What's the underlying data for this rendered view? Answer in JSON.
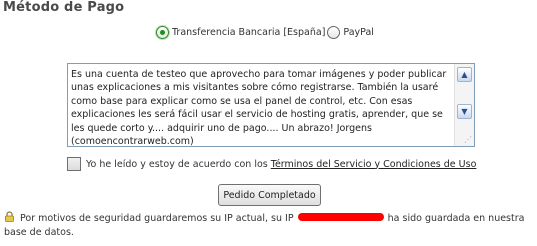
{
  "section": {
    "title": "Método de Pago"
  },
  "payment": {
    "options": [
      {
        "label": "Transferencia Bancaria [España]",
        "selected": true
      },
      {
        "label": "PayPal",
        "selected": false
      }
    ]
  },
  "terms": {
    "text": "Es una cuenta de testeo que aprovecho para tomar imágenes y poder publicar unas explicaciones a mis visitantes sobre cómo registrarse. También la usaré como base para explicar como se usa el panel de control, etc. Con esas explicaciones les será fácil usar el servicio de hosting gratis, aprender, que se les quede corto y.... adquirir uno de pago.... Un abrazo! Jorgens (comoencontrarweb.com)"
  },
  "agreement": {
    "checked": false,
    "label": "Yo he leído y estoy de acuerdo con los",
    "link": "Términos del Servicio y Condiciones de Uso"
  },
  "submit": {
    "label": "Pedido Completado"
  },
  "security": {
    "text_before": "Por motivos de seguridad guardaremos su IP actual, su IP",
    "text_after": "ha sido guardada en nuestra base de datos."
  },
  "icons": {
    "lock": "lock-icon",
    "scroll_up": "scroll-up-arrow-icon",
    "scroll_down": "scroll-down-arrow-icon",
    "resize": "resize-grip-icon"
  },
  "colors": {
    "title": "#4a4a4a",
    "radio_selected": "#1f8f1f",
    "textarea_border": "#7f9db9",
    "redaction": "#ff0000"
  }
}
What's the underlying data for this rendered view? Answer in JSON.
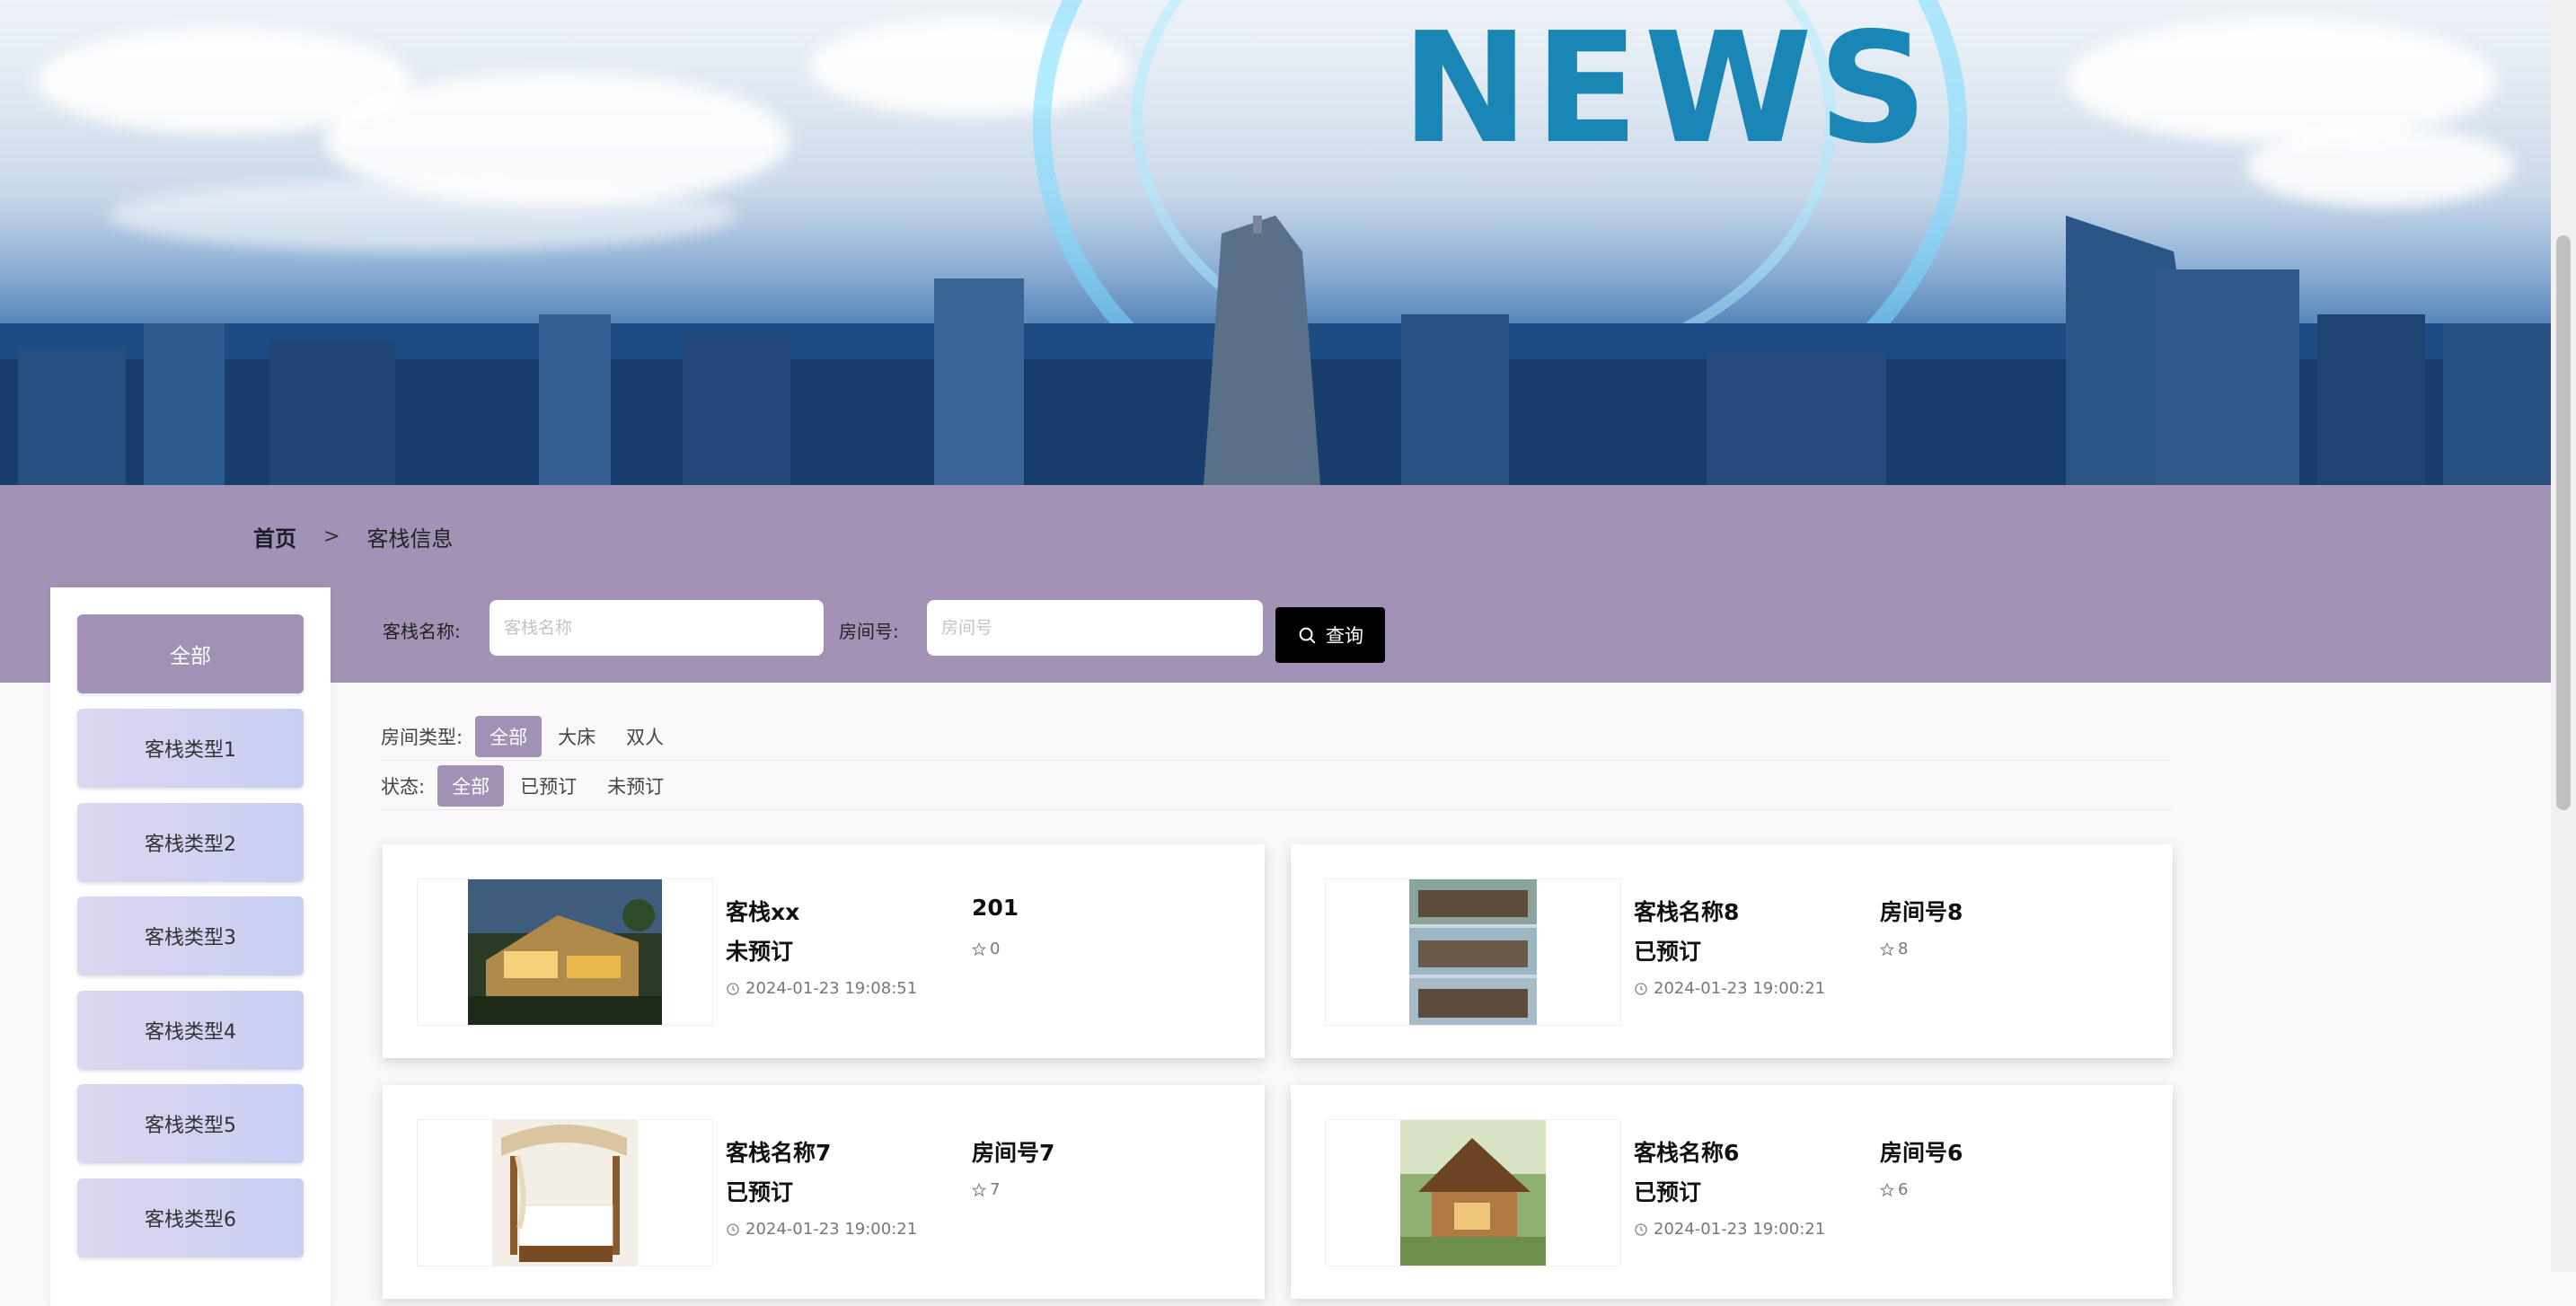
{
  "banner": {
    "title": "NEWS"
  },
  "breadcrumb": {
    "home": "首页",
    "separator": ">",
    "current": "客栈信息"
  },
  "sidebar": {
    "items": [
      {
        "label": "全部",
        "active": true
      },
      {
        "label": "客栈类型1"
      },
      {
        "label": "客栈类型2"
      },
      {
        "label": "客栈类型3"
      },
      {
        "label": "客栈类型4"
      },
      {
        "label": "客栈类型5"
      },
      {
        "label": "客栈类型6"
      }
    ]
  },
  "search": {
    "name_label": "客栈名称:",
    "name_placeholder": "客栈名称",
    "room_label": "房间号:",
    "room_placeholder": "房间号",
    "button_label": "查询",
    "button_icon": "search-icon"
  },
  "filters": {
    "room_type": {
      "label": "房间类型:",
      "options": [
        "全部",
        "大床",
        "双人"
      ],
      "selected": "全部"
    },
    "status": {
      "label": "状态:",
      "options": [
        "全部",
        "已预订",
        "未预订"
      ],
      "selected": "全部"
    }
  },
  "cards": [
    {
      "name": "客栈xx",
      "room": "201",
      "status": "未预订",
      "stars": "0",
      "time": "2024-01-23 19:08:51",
      "thumb": "night-villa"
    },
    {
      "name": "客栈名称8",
      "room": "房间号8",
      "status": "已预订",
      "stars": "8",
      "time": "2024-01-23 19:00:21",
      "thumb": "courtyard-house"
    },
    {
      "name": "客栈名称7",
      "room": "房间号7",
      "status": "已预订",
      "stars": "7",
      "time": "2024-01-23 19:00:21",
      "thumb": "canopy-bedroom"
    },
    {
      "name": "客栈名称6",
      "room": "房间号6",
      "status": "已预订",
      "stars": "6",
      "time": "2024-01-23 19:00:21",
      "thumb": "wooden-lodge"
    }
  ],
  "colors": {
    "accent": "#a091b5",
    "band": "#a293b6",
    "button": "#000000"
  }
}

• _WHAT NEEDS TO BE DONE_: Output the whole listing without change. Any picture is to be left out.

• _RESPONSE TO THE EXERCISE_:
What's the underlying data for this rendered view? Answer in JSON.
{
  "section": {
    "title": "Método de Pago"
  },
  "payment": {
    "options": [
      {
        "label": "Transferencia Bancaria [España]",
        "selected": true
      },
      {
        "label": "PayPal",
        "selected": false
      }
    ]
  },
  "terms": {
    "text": "Es una cuenta de testeo que aprovecho para tomar imágenes y poder publicar unas explicaciones a mis visitantes sobre cómo registrarse. También la usaré como base para explicar como se usa el panel de control, etc. Con esas explicaciones les será fácil usar el servicio de hosting gratis, aprender, que se les quede corto y.... adquirir uno de pago.... Un abrazo! Jorgens (comoencontrarweb.com)"
  },
  "agreement": {
    "checked": false,
    "label": "Yo he leído y estoy de acuerdo con los",
    "link": "Términos del Servicio y Condiciones de Uso"
  },
  "submit": {
    "label": "Pedido Completado"
  },
  "security": {
    "text_before": "Por motivos de seguridad guardaremos su IP actual, su IP",
    "text_after": "ha sido guardada en nuestra base de datos."
  },
  "icons": {
    "lock": "lock-icon",
    "scroll_up": "scroll-up-arrow-icon",
    "scroll_down": "scroll-down-arrow-icon",
    "resize": "resize-grip-icon"
  },
  "colors": {
    "title": "#4a4a4a",
    "radio_selected": "#1f8f1f",
    "textarea_border": "#7f9db9",
    "redaction": "#ff0000"
  }
}
What's the underlying data for this rendered view? Answer in JSON.
{
  "banner": {
    "title": "NEWS"
  },
  "breadcrumb": {
    "home": "首页",
    "separator": ">",
    "current": "客栈信息"
  },
  "sidebar": {
    "items": [
      {
        "label": "全部",
        "active": true
      },
      {
        "label": "客栈类型1"
      },
      {
        "label": "客栈类型2"
      },
      {
        "label": "客栈类型3"
      },
      {
        "label": "客栈类型4"
      },
      {
        "label": "客栈类型5"
      },
      {
        "label": "客栈类型6"
      }
    ]
  },
  "search": {
    "name_label": "客栈名称:",
    "name_placeholder": "客栈名称",
    "room_label": "房间号:",
    "room_placeholder": "房间号",
    "button_label": "查询",
    "button_icon": "search-icon"
  },
  "filters": {
    "room_type": {
      "label": "房间类型:",
      "options": [
        "全部",
        "大床",
        "双人"
      ],
      "selected": "全部"
    },
    "status": {
      "label": "状态:",
      "options": [
        "全部",
        "已预订",
        "未预订"
      ],
      "selected": "全部"
    }
  },
  "cards": [
    {
      "name": "客栈xx",
      "room": "201",
      "status": "未预订",
      "stars": "0",
      "time": "2024-01-23 19:08:51",
      "thumb": "night-villa"
    },
    {
      "name": "客栈名称8",
      "room": "房间号8",
      "status": "已预订",
      "stars": "8",
      "time": "2024-01-23 19:00:21",
      "thumb": "courtyard-house"
    },
    {
      "name": "客栈名称7",
      "room": "房间号7",
      "status": "已预订",
      "stars": "7",
      "time": "2024-01-23 19:00:21",
      "thumb": "canopy-bedroom"
    },
    {
      "name": "客栈名称6",
      "room": "房间号6",
      "status": "已预订",
      "stars": "6",
      "time": "2024-01-23 19:00:21",
      "thumb": "wooden-lodge"
    }
  ],
  "colors": {
    "accent": "#a091b5",
    "band": "#a293b6",
    "button": "#000000"
  }
}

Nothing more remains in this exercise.